Plan will endanger Lake Ontario shore
As executive director of Old Fort Niagara, I am very concerned with the International Joint Commission’s proposal to regulate water levels in Lake Ontario in such a manner that will result in higher water, especially during the season of heavy storms. The shoreline of Lake Ontario is very vulnerable to erosion from storms, especially the more violent ones that occur in winter and early spring.
This past spring, we experienced significant damage to the high bank just east of the fort’s protective seawall. Erosion in this area was substantial. The damage was sudden and unprecedented and it is beginning to undermine the protective seawall that protects the entire historic site. Common sense tells us that if the lake level had been higher, we would have experienced even more damage. To raise our breakwater to a level to withstand a higher water level would cost New York State and our taxpayers millions of dollars.
Fort Niagara is almost 300 years old.
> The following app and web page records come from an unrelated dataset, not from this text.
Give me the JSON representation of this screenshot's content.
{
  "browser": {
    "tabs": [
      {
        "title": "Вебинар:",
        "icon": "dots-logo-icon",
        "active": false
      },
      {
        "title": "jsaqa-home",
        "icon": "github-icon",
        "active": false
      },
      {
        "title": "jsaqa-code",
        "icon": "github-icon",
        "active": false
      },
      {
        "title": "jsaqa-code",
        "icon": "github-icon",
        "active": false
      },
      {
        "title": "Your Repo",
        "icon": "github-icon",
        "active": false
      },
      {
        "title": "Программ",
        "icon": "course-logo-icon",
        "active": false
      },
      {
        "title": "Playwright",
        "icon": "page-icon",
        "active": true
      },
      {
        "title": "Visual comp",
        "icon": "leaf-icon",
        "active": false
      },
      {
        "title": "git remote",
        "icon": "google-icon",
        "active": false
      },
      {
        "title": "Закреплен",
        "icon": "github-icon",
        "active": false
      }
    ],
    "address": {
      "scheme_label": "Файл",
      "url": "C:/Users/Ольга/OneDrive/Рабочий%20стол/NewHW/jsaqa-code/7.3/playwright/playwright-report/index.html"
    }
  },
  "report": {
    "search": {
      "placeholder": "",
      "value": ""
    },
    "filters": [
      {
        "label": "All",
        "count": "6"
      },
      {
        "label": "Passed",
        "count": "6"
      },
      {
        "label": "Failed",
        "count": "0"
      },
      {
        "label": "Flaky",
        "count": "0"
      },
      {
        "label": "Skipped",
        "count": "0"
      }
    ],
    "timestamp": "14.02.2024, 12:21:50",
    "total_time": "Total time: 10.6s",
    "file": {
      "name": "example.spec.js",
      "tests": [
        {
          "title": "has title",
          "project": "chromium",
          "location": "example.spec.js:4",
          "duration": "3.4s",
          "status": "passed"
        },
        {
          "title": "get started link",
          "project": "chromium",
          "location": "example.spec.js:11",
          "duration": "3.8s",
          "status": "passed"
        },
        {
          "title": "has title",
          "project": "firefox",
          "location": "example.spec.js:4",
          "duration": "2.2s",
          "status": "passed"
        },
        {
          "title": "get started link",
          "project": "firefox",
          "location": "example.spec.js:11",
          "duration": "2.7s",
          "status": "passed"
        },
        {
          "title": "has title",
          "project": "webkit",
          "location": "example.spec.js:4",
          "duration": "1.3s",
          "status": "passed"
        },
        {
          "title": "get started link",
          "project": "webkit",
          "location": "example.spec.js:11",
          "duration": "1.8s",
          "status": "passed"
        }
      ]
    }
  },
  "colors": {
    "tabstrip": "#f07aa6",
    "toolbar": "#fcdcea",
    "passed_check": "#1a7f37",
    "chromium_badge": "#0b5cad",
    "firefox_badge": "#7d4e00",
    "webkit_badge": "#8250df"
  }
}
It is a priceless property with buildings dating back to the early 18th century. The oldest structure, the 1726 French Castle, stands within just a few feet of the Lake Ontario shore. This historic treasure is the oldest building in the entire Great Lakes Basin. It is owned by the people of New York State, yet people from all over the world visit it every year. In 2012, almost 100,000 people visited the site.
It is ironic that the fort has withstood battles and the ravages of time but now faces its most menacing force from the commission’s water level proposal. The idea that raising and lowering lake levels to higher highs and lower lows will theoretically enhance Lake Ontario and St. Lawrence River marshland is interesting but totally impractical because it endangers almost the entire length of Lake Ontario shoreline. Not only priceless artifacts like Fort Niagara, but millions of dollars of private, municipal and state properties will be put in danger. I sincerely urge the abandonment of this plan.
Robert L. Emerson
Old Fort Niagara